A letter just published in the prestigious international journal Nature questions the raft of ‘emergency measures’ introduced by the Jerry Brown California state governor during the state’s worst ever drought. The letter, written by ecologist Dr. Alexander Lees, a former University of California Irvine (UCI) student, now working at the Goeldi Museum in Brazil and Dr. Peter Bowler of UCI, highlights the limited scope of the governor’s water conservation plans in relation to its stated drought-tolerant landscaping goals. The authors call into question the figure of ‘50 million square feet of ornamental turf’ which, although it may sound substantial, is just 1.8 square miles of grass earmarked for ‘replacement’. A 2005 study in the journal Environmental Management estimated that there are over 4000 square miles of turf grass in California, so the state goverment’s current targets are very limited in their scope. The authors of the current study go on to argue that an expanded urban re-landscaping plan aimed to reduce water consumption could have substantial biodiversity co-benefits.
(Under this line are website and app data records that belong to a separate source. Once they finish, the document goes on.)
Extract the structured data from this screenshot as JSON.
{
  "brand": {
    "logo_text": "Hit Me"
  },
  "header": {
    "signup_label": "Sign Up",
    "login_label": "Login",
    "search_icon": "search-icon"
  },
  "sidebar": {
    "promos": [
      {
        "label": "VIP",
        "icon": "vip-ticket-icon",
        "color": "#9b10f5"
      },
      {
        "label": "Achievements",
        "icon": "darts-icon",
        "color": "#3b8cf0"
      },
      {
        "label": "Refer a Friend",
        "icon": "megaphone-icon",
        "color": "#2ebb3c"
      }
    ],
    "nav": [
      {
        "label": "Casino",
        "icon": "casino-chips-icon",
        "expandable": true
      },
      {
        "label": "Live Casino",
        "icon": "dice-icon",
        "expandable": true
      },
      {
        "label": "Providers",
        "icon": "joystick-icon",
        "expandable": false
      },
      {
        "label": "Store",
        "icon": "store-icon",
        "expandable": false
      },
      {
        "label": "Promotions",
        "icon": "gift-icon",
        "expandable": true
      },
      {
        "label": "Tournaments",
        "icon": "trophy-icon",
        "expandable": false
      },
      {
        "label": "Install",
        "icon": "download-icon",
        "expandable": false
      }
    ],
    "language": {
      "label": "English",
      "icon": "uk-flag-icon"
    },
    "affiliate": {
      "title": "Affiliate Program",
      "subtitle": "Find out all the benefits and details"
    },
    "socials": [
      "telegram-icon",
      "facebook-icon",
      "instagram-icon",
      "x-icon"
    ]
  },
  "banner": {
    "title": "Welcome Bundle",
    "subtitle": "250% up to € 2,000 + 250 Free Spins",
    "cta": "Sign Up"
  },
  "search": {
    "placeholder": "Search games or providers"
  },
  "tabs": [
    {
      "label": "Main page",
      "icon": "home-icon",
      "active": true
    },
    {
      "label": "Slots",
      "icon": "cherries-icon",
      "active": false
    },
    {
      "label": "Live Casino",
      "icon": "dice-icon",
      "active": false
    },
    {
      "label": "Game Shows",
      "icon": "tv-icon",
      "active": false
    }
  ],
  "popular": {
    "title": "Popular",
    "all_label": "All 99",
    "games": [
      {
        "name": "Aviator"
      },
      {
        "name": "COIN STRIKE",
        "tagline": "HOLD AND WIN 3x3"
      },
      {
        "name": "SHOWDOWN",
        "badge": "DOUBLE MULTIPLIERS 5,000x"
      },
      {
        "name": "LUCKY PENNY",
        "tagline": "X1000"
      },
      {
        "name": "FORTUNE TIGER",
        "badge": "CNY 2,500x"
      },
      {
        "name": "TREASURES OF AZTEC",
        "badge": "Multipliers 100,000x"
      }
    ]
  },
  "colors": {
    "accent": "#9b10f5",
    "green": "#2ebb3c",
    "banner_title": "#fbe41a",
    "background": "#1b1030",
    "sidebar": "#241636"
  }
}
According to Dr. Lees, a Brit who works on conservation issues across the world, but most recently focused on the Amazon “California is not facing these challenges alone, many other urban areas are now facing similar water shortages, such as in the conurbations of South-east Brazil and in Australia. California has a chance now to lead the way in saving water and securing local a future for biodiversity and local ecosystem services”. Dr. Bowler, a senior lecturer in Ecology and Evolutionary Biology and Faculty Director of the UC Natural Reserve System’s San Joaquin Marsh Reserve, affirmed that “Areas of lawns due for replacement should ideally be planted with native perennial plant species, as diverse as an assemblage as possible to maximize local biodiversity.”
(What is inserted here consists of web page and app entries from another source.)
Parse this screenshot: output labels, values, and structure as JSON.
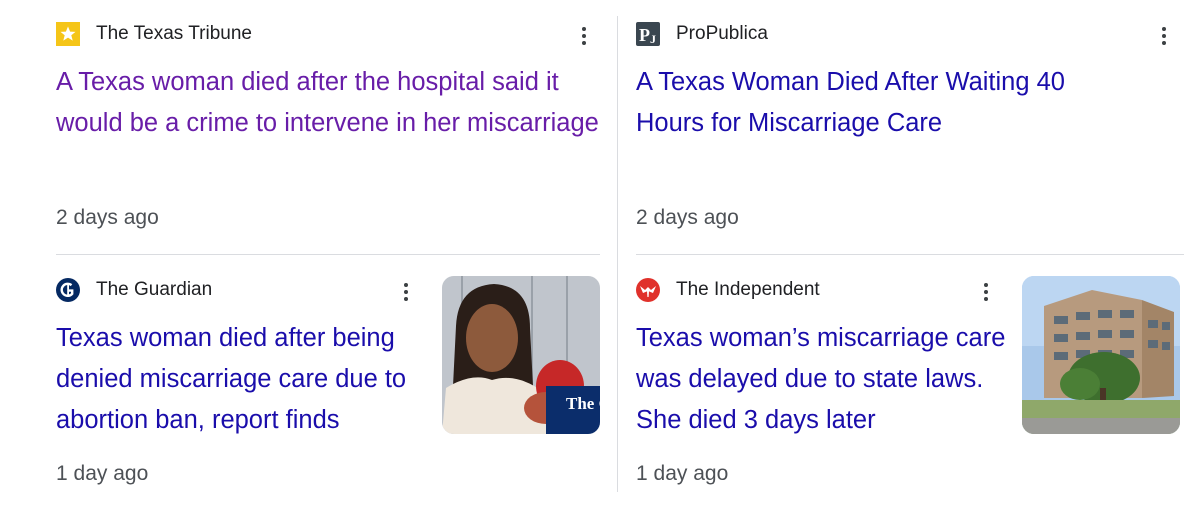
{
  "results": [
    {
      "source": "The Texas Tribune",
      "logo_icon": "texas-tribune-star-icon",
      "headline": "A Texas woman died after the hospital said it would be a crime to intervene in her miscarriage",
      "time": "2 days ago",
      "visited": true
    },
    {
      "source": "ProPublica",
      "logo_icon": "propublica-logo-icon",
      "headline": "A Texas Woman Died After Waiting 40 Hours for Miscarriage Care",
      "time": "2 days ago",
      "visited": false
    },
    {
      "source": "The Guardian",
      "logo_icon": "guardian-g-icon",
      "headline": "Texas woman died after being denied miscarriage care due to abortion ban, report finds",
      "time": "1 day ago",
      "visited": false,
      "thumbnail_watermark": "The Guar"
    },
    {
      "source": "The Independent",
      "logo_icon": "independent-eagle-icon",
      "headline": "Texas woman’s miscarriage care was delayed due to state laws. She died 3 days later",
      "time": "1 day ago",
      "visited": false
    }
  ],
  "colors": {
    "visited_link": "#681da8",
    "link": "#1a0dab",
    "meta_text": "#4d5156",
    "divider": "#dadce0"
  }
}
Lees and Bowler stress that restoration should be as strategic as possible, removing turf grass that is unused for recreational ends and making the best of opportunities to connect isolated patches of threatened habitats such as coastal sage scrub. Dr. Lees further emphasized that “Creating more wildlife-friendly urban green-spaces and corridors will both help to save threatened species like the California Gnatcatcher from local extinction and help local people re-connect with wildlife at a time that people are increasingly suffering from ‘nature deficit disorder.”